BRUSSELS, Belgium, June 7, 2001 The United States will build and deploy a ballistic missile defense system, Secretary of Defense Donald H. Rumsfeld said June 7 to defense ministers gathered NATO headquarters here.
Secretary of Defense Donald H. Rumsfeld answers a reporter’s question about ballistic missile defense issues at a press conference at NATO Headquarters in Brussels, Belgium. The secretary was at NATO for a ministerial meeting June 7, 2001. Photo by Gerry J. Gilmore.
(Click photo for screen-resolution image);high-resolution image available.
At a morning North Atlantic Council meeting, Rumsfeld told the ministers that the "development and deployment of ballistic missile defenses will be an element" of a revamped U.S. defense framework.
"We intend to build and deploy [missile] defenses to protect the U.S., our forward-deployed forces, and in cooperation with friends and allies," he added. Rumsfeld told NATO ministers that the goal "is to deploy defenses against handfuls of missiles." He added that creating such a system wouldn't occur overnight.
The United States would not make decisions on the configuration of the missile defense system "until our technologies have been tested, and it is likely they will evolve over time," he said.
"As this program progresses, we will likely deploy test assets to provide rudimentary defenses to deal with emerging threats," he added.
At an afternoon NATO press briefing, Rumsfeld told reporters that the proliferation of nuclear, chemical and biological weapons of mass destruction -- and of the ballistic missile systems to deliver them -- are real threats to world peace and stability.
He told reporters nondemocratic countries like North Korea, Iraq and others that are unfriendly to the United States and its allies either have or are seeking WMD and ballistic missile technology to increase their political profile and "clout" in the world.
These countries are often poor, Rumsfeld told reporters. "(They) are determined, they are taking their funds from all the creature comforts for their people ... and investing them in ballistic missile technology and weapons of mass destruction technology," he said.
Rumsfeld showed videotape of previous, successful U.S. missile defense system tests at the North Atlantic Council meeting and told the NATO ministers he welcomed their input.
"We look forward to exploring opportunities for enhanced cooperation with friends, allies and others," he said.
His proposal for NATO consultation on U.S. missile defense plans "marks an important opportunity for allies to consult about the direction of U.S. thinking," NATO Secretary- General Lord George Robertson remarked in a press release distributed after the council meeting.
The United States and NATO must adjust to global geopolitical changes and evolve their deterrence strategy, Rumsfeld said to NATO ministers.
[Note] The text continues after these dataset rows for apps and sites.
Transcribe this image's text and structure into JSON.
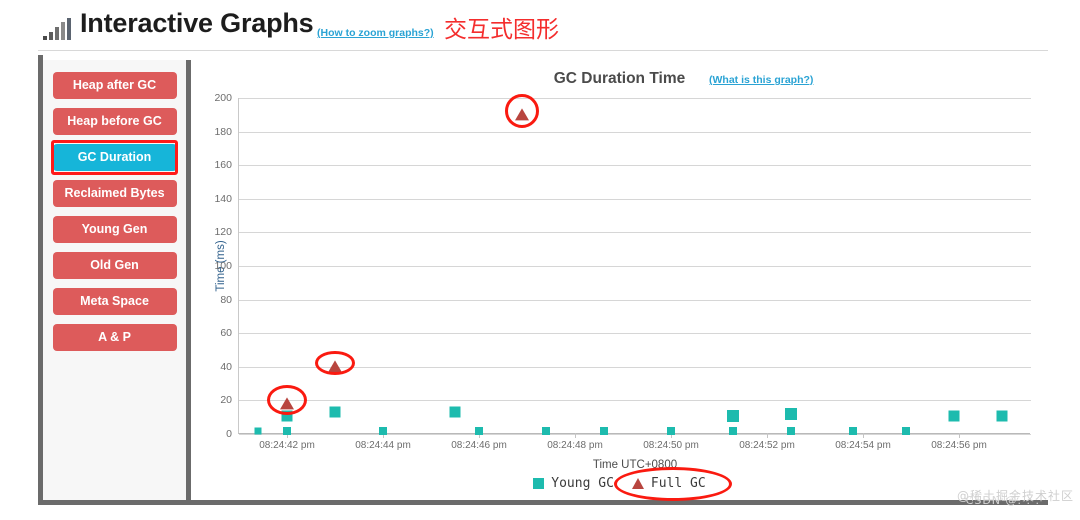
{
  "header": {
    "icon": "bar-chart-icon",
    "title": "Interactive Graphs",
    "help_link": "(How to zoom graphs?)",
    "cn_title": "交互式图形"
  },
  "sidebar": {
    "items": [
      {
        "label": "Heap after GC",
        "active": false
      },
      {
        "label": "Heap before GC",
        "active": false
      },
      {
        "label": "GC Duration",
        "active": true
      },
      {
        "label": "Reclaimed Bytes",
        "active": false
      },
      {
        "label": "Young Gen",
        "active": false
      },
      {
        "label": "Old Gen",
        "active": false
      },
      {
        "label": "Meta Space",
        "active": false
      },
      {
        "label": "A & P",
        "active": false
      }
    ],
    "selected_label": "GC Duration",
    "button_color": "#dd5b5b",
    "active_color": "#16b5d9",
    "highlight_color": "#ff1a1a"
  },
  "chart_panel": {
    "title": "GC Duration Time",
    "help_link": "(What is this graph?)"
  },
  "chart_data": {
    "type": "scatter",
    "title": "GC Duration Time",
    "xlabel": "Time UTC+0800",
    "ylabel": "Time (ms)",
    "ylim": [
      0,
      200
    ],
    "ytick_labels": [
      "0",
      "20",
      "40",
      "60",
      "80",
      "100",
      "120",
      "140",
      "160",
      "180",
      "200"
    ],
    "yticks": [
      0,
      20,
      40,
      60,
      80,
      100,
      120,
      140,
      160,
      180,
      200
    ],
    "xtick_labels": [
      "08:24:42 pm",
      "08:24:44 pm",
      "08:24:46 pm",
      "08:24:48 pm",
      "08:24:50 pm",
      "08:24:52 pm",
      "08:24:54 pm",
      "08:24:56 pm"
    ],
    "xlim": [
      41,
      57.5
    ],
    "grid": true,
    "legend_position": "bottom",
    "series": [
      {
        "name": "Young GC",
        "marker": "square",
        "color": "#1dbbae",
        "points": [
          {
            "x": 41.4,
            "y": 2,
            "size": 7
          },
          {
            "x": 42.0,
            "y": 2,
            "size": 8
          },
          {
            "x": 42.0,
            "y": 11,
            "size": 11
          },
          {
            "x": 43.0,
            "y": 13,
            "size": 11
          },
          {
            "x": 44.0,
            "y": 2,
            "size": 8
          },
          {
            "x": 45.5,
            "y": 13,
            "size": 11
          },
          {
            "x": 46.0,
            "y": 2,
            "size": 8
          },
          {
            "x": 47.4,
            "y": 2,
            "size": 8
          },
          {
            "x": 48.6,
            "y": 2,
            "size": 8
          },
          {
            "x": 50.0,
            "y": 2,
            "size": 8
          },
          {
            "x": 51.3,
            "y": 11,
            "size": 12
          },
          {
            "x": 51.3,
            "y": 2,
            "size": 8
          },
          {
            "x": 52.5,
            "y": 12,
            "size": 12
          },
          {
            "x": 52.5,
            "y": 2,
            "size": 8
          },
          {
            "x": 53.8,
            "y": 2,
            "size": 8
          },
          {
            "x": 54.9,
            "y": 2,
            "size": 8
          },
          {
            "x": 55.9,
            "y": 11,
            "size": 11
          },
          {
            "x": 56.9,
            "y": 11,
            "size": 11
          }
        ]
      },
      {
        "name": "Full GC",
        "marker": "triangle",
        "color": "#b8453f",
        "points": [
          {
            "x": 42.0,
            "y": 18
          },
          {
            "x": 43.0,
            "y": 40
          },
          {
            "x": 46.9,
            "y": 190
          }
        ]
      }
    ],
    "annotations": [
      {
        "type": "ellipse-highlight",
        "target": "full-gc-point-1",
        "x": 42.0,
        "y": 18,
        "color": "#fa1a10"
      },
      {
        "type": "ellipse-highlight",
        "target": "full-gc-point-2",
        "x": 43.0,
        "y": 40,
        "color": "#fa1a10"
      },
      {
        "type": "ellipse-highlight",
        "target": "full-gc-point-3",
        "x": 46.9,
        "y": 190,
        "color": "#fa1a10"
      },
      {
        "type": "ellipse-highlight",
        "target": "legend-full-gc",
        "color": "#fa1a10"
      }
    ]
  },
  "legend": {
    "entries": [
      {
        "label": "Young GC",
        "marker": "square",
        "color": "#1dbbae"
      },
      {
        "label": "Full  GC",
        "marker": "triangle",
        "color": "#b8453f"
      }
    ]
  },
  "watermark": {
    "primary": "@稀土掘金技术社区",
    "secondary": "CSDN @. . ."
  }
}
A fly in the ointment, he believes, is the 1972 Anti-Ballistic Missile Defense Treaty between the United States and the Soviet Union.
The ABM treaty "stands in the way of a 21st century approach to deterrence," Rumsfeld told the ministers. "It prevents deployment of defenses that can deny others the power to hold our populations hostage to nuclear blackmail. Deploying missile defenses capable of protecting the U.S., friends and allies will eventually require moving beyond the ABM treaty."
Rumsfeld told the ministers the United States would consult with NATO and Russia "to find a new framework that will enable us to test and deploy defenses against new threats."
No country, Rumsfeld said to the ministers, should be worried about the envisioned ballistic missile defense system.
"Such defenses are no threat whatsoever to anyone. They are defenses, not offenses," he said. "And by no stretch of anyone's imagination could they even begin to deal with the thousands of weapons deployed by Russia.
"Russia knows that very well, let there be no doubt."